EXERCISE AIM — Copy every line of the data in which the word "link" occurs.

INFORMATION SUPPLIED —
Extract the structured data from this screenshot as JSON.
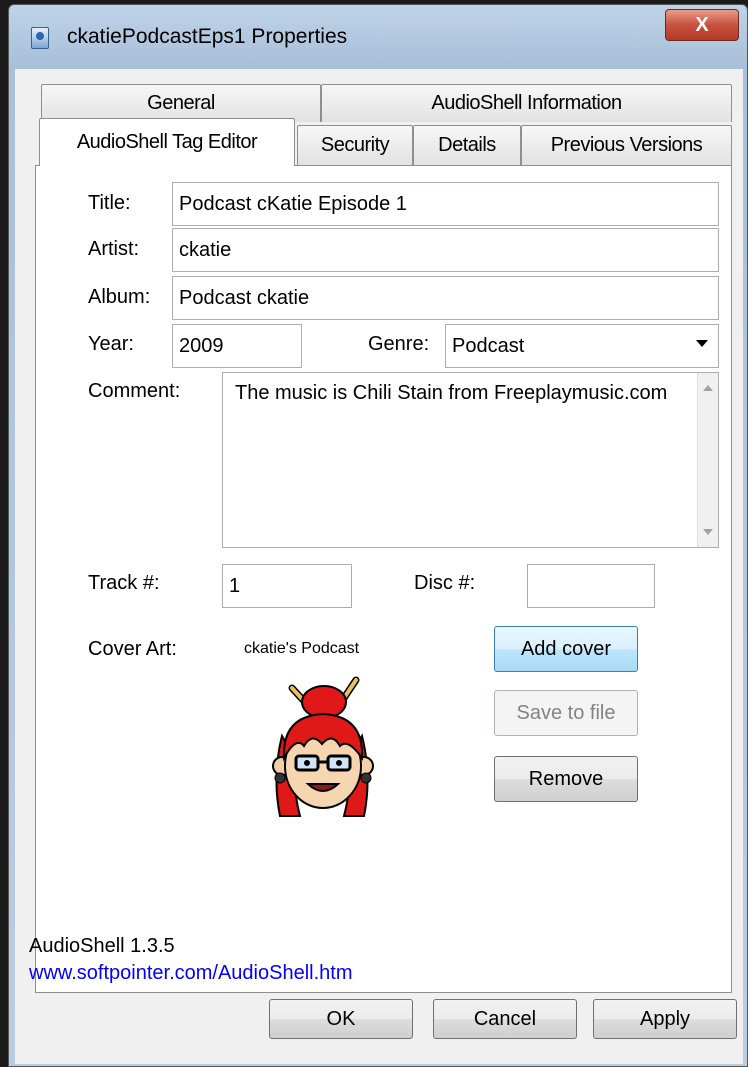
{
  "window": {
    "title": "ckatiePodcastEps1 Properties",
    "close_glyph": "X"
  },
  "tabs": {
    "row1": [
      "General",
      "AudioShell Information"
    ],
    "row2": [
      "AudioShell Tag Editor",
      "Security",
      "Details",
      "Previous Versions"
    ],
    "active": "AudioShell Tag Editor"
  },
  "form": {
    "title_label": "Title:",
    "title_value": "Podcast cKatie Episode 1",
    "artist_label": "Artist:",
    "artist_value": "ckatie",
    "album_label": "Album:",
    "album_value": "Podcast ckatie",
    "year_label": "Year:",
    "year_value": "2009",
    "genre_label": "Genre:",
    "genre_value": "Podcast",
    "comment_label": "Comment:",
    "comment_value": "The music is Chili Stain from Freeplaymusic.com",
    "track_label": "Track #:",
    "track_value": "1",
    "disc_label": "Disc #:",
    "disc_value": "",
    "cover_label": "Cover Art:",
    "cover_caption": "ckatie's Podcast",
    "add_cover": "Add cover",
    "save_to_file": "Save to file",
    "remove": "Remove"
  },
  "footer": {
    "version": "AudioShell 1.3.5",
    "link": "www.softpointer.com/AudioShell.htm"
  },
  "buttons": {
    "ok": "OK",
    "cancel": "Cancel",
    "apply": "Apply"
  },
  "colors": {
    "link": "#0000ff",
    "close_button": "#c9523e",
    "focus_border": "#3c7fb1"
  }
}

RESPONSE BELOW —
    "link": "www.softpointer.com/AudioShell.htm"
    "link": "#0000ff",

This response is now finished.